Written by: #MallyCorrigan
The Alpines is a psychological thriller that follows seven friends coming together for a weekend getaway after several years of little to no contact. They've grown apart. They've moved on with their lives. But the secrets of their past have come back to haunt them. This time with a very real threat ready to expose every last one.
Opening sombre with a moody tone and the main lead, Zach (Aaron Latte-Morissette), The Alpines settles the viewer in for a physiologically charged experience. Shot in a confined location across 13 days with a small crew, this strangely inviting drama from Dante Aubain is the exhilarating flick I’ve been needing of late. The constantly escalating screenplay written by Mally Corrigan is playfully cliche but totally welcome in its execution. There’s a great sense of building tension from the first 20 minutes and then on from scene to scene, it never really lets up.
I was particularly impressed with the solid performances from the cast. Each character has their own traits and the actors play off these well. This is a surprisingly well-tackled ambient trill ride — the characters are developed well, using the seven sins as foundations for each. The cast is fantastic, with key scenes that grant them a chance to excel their performances and by the hour mark, you feel fairly attached to the interconnecting relationships and how certain characters interact around others.
Although I must say; just how big is this cabin? Towards the end, there are some intense, loud arguments and it’s like no one else even hears them. The drama is exciting, though. The climatic finale really kicks it up a notch and it’s quite a grim display of clashing evils. Not entirely satisfying but entertaining nonetheless; the ending brings it all together. There’s a spooky, eerie score (both library and additional by Sebastian Goodridge) that helps the mystery unfold throughout. Though the visuals can feel unloved at times, the cinematography is fairly great and captures the interiors of the cabin nicely and there are some lovely external location shots too.
One scene that jumped out to me was the campfire scene. There were some shining moments in the performances with some really intense dialogue, feeling like at any second someone could snap. I loved the conflicts featured in this film - if I were to take anything away from The Alpines, it’s the genuine care to keep a viewer invested in the unfolding drama. The team did a really good job of that.

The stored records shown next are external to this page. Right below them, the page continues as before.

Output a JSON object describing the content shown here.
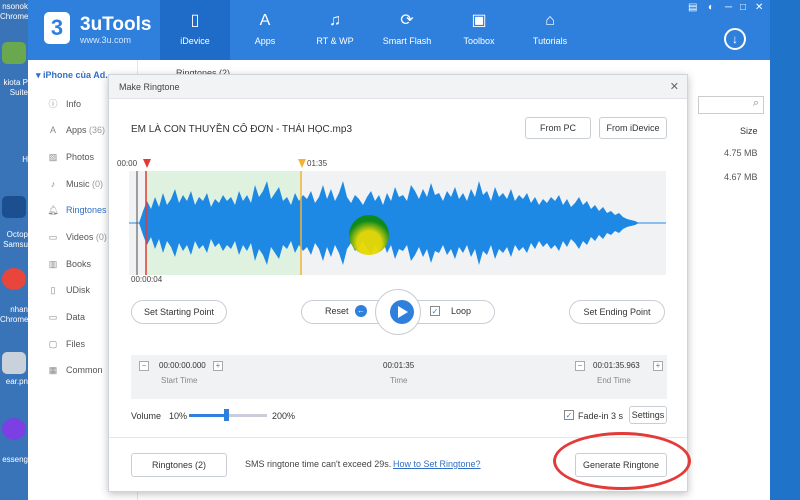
{
  "desktop": {
    "items": [
      "nsonok",
      "Chrome",
      "kiota P",
      "Suite",
      "H",
      "Octop",
      "Samsu",
      "nhan",
      "Chrome",
      "ear.pn",
      "esseng"
    ]
  },
  "app": {
    "brand": "3uTools",
    "url": "www.3u.com",
    "logo": "3"
  },
  "nav": [
    {
      "label": "iDevice",
      "icon": "phone-icon"
    },
    {
      "label": "Apps",
      "icon": "app-store-icon"
    },
    {
      "label": "RT & WP",
      "icon": "ringtone-icon"
    },
    {
      "label": "Smart Flash",
      "icon": "flash-icon"
    },
    {
      "label": "Toolbox",
      "icon": "toolbox-icon"
    },
    {
      "label": "Tutorials",
      "icon": "graduation-cap-icon"
    }
  ],
  "sidebar": {
    "device": "iPhone của Ad...",
    "items": [
      {
        "label": "Info",
        "icon": "info-icon"
      },
      {
        "label": "Apps",
        "count": "(36)",
        "icon": "apps-icon"
      },
      {
        "label": "Photos",
        "icon": "photos-icon"
      },
      {
        "label": "Music",
        "count": "(0)",
        "icon": "music-icon"
      },
      {
        "label": "Ringtones",
        "icon": "bell-icon"
      },
      {
        "label": "Videos",
        "count": "(0)",
        "icon": "video-icon"
      },
      {
        "label": "Books",
        "icon": "book-icon"
      },
      {
        "label": "UDisk",
        "icon": "udisk-icon"
      },
      {
        "label": "Data",
        "icon": "folder-icon"
      },
      {
        "label": "Files",
        "icon": "file-icon"
      },
      {
        "label": "Common",
        "icon": "grid-icon"
      }
    ]
  },
  "rightpane": {
    "tab": "Ringtones (2)",
    "size_header": "Size",
    "sizes": [
      "4.75 MB",
      "4.67 MB"
    ]
  },
  "dialog": {
    "title": "Make Ringtone",
    "song": "EM LÀ CON THUYỀN CÔ ĐƠN - THÁI HỌC.mp3",
    "from_pc": "From PC",
    "from_idevice": "From iDevice",
    "marker_start": "00:00",
    "marker_end": "01:35",
    "marker_bottom": "00:00:04",
    "set_start": "Set Starting Point",
    "reset": "Reset",
    "loop": "Loop",
    "set_end": "Set Ending Point",
    "start_time": "00:00:00.000",
    "start_label": "Start Time",
    "time": "00:01:35",
    "time_label": "Time",
    "end_time": "00:01:35.963",
    "end_label": "End Time",
    "volume_label": "Volume",
    "volume_min": "10%",
    "volume_max": "200%",
    "fade_in": "Fade-in 3 s",
    "settings": "Settings",
    "ringtones_btn": "Ringtones (2)",
    "sms_note": "SMS ringtone time can't exceed 29s.",
    "how_to": "How to Set Ringtone?",
    "generate": "Generate Ringtone"
  },
  "colors": {
    "top": "#2f80dd",
    "wave": "#1e88e5",
    "selection": "#dff2df",
    "start_marker": "#e53935",
    "end_marker": "#f2b233",
    "annotation": "#e33a3a"
  }
}
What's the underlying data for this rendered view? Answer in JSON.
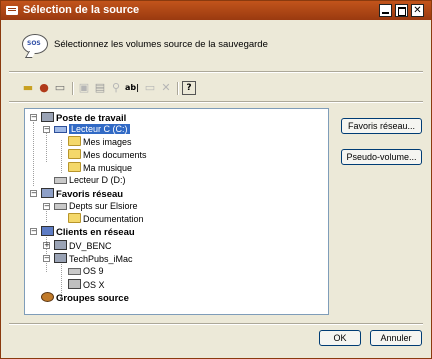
{
  "window": {
    "title": "Sélection de la source",
    "header_text": "Sélectionnez les volumes source de la sauvegarde",
    "header_icon_text": "SOS"
  },
  "toolbar": {
    "icons": [
      "open-folder-icon",
      "user-settings-icon",
      "drive-icon",
      "network-disabled-icon",
      "computer-disabled-icon",
      "filter-disabled-icon",
      "rename-icon",
      "comment-disabled-icon",
      "delete-disabled-icon",
      "help-icon"
    ]
  },
  "tree": {
    "poste_de_travail": "Poste de travail",
    "lecteur_c": "Lecteur C (C:)",
    "mes_images": "Mes images",
    "mes_documents": "Mes documents",
    "ma_musique": "Ma musique",
    "lecteur_d": "Lecteur D (D:)",
    "favoris_reseau": "Favoris réseau",
    "depts": "Depts sur Elsiore",
    "documentation": "Documentation",
    "clients_en_reseau": "Clients en réseau",
    "dv_benc": "DV_BENC",
    "techpubs_imac": "TechPubs_iMac",
    "os9": "OS 9",
    "osx": "OS X",
    "groupes_source": "Groupes source"
  },
  "buttons": {
    "favoris_reseau": "Favoris réseau...",
    "pseudo_volume": "Pseudo-volume...",
    "ok": "OK",
    "annuler": "Annuler"
  }
}
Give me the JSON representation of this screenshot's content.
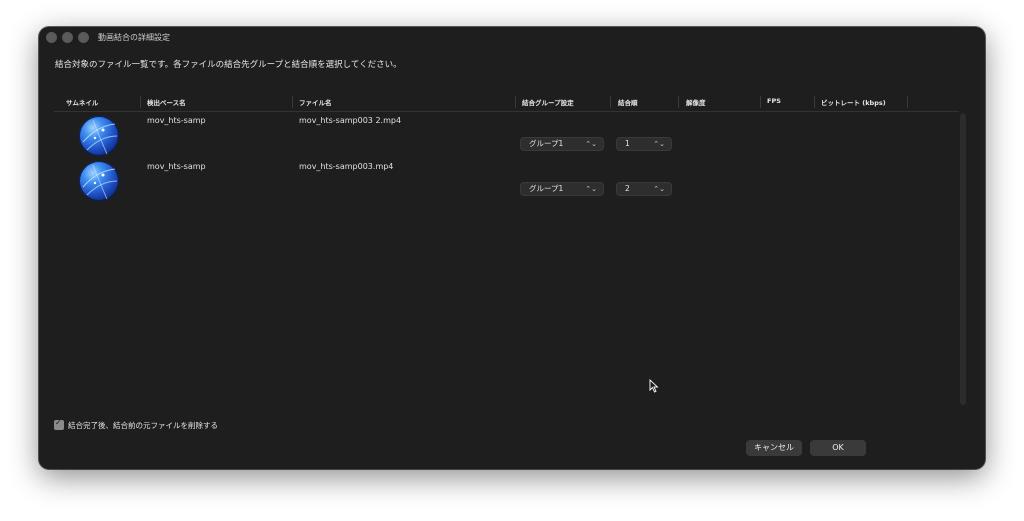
{
  "window": {
    "title": "動画結合の詳細設定"
  },
  "instruction": "結合対象のファイル一覧です。各ファイルの結合先グループと結合順を選択してください。",
  "table": {
    "headers": [
      "サムネイル",
      "検出ベース名",
      "ファイル名",
      "結合グループ設定",
      "結合順",
      "解像度",
      "FPS",
      "ビットレート (kbps)"
    ],
    "rows": [
      {
        "base_name": "mov_hts-samp",
        "file_name": "mov_hts-samp003 2.mp4",
        "group": "グループ1",
        "order": "1",
        "resolution": "",
        "fps": "",
        "bitrate": ""
      },
      {
        "base_name": "mov_hts-samp",
        "file_name": "mov_hts-samp003.mp4",
        "group": "グループ1",
        "order": "2",
        "resolution": "",
        "fps": "",
        "bitrate": ""
      }
    ]
  },
  "delete_after_merge": {
    "label": "結合完了後、結合前の元ファイルを削除する",
    "checked": true
  },
  "buttons": {
    "cancel": "キャンセル",
    "ok": "OK"
  },
  "icons": {
    "select_chevron": "⌃⌄",
    "checkbox_check": "✓"
  },
  "colors": {
    "window_bg": "#1e1e1e",
    "text": "#e6e6e6",
    "control_bg": "#2e2e2e"
  }
}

The Alpines is the kind of film that you would see whilst scrolling through Netflix. The type of medium budget thriller that pulls you in and keeps you entertained until the end. It’s not perfect, but it’s a fun ride.
Watch the trailer for The Alpines below.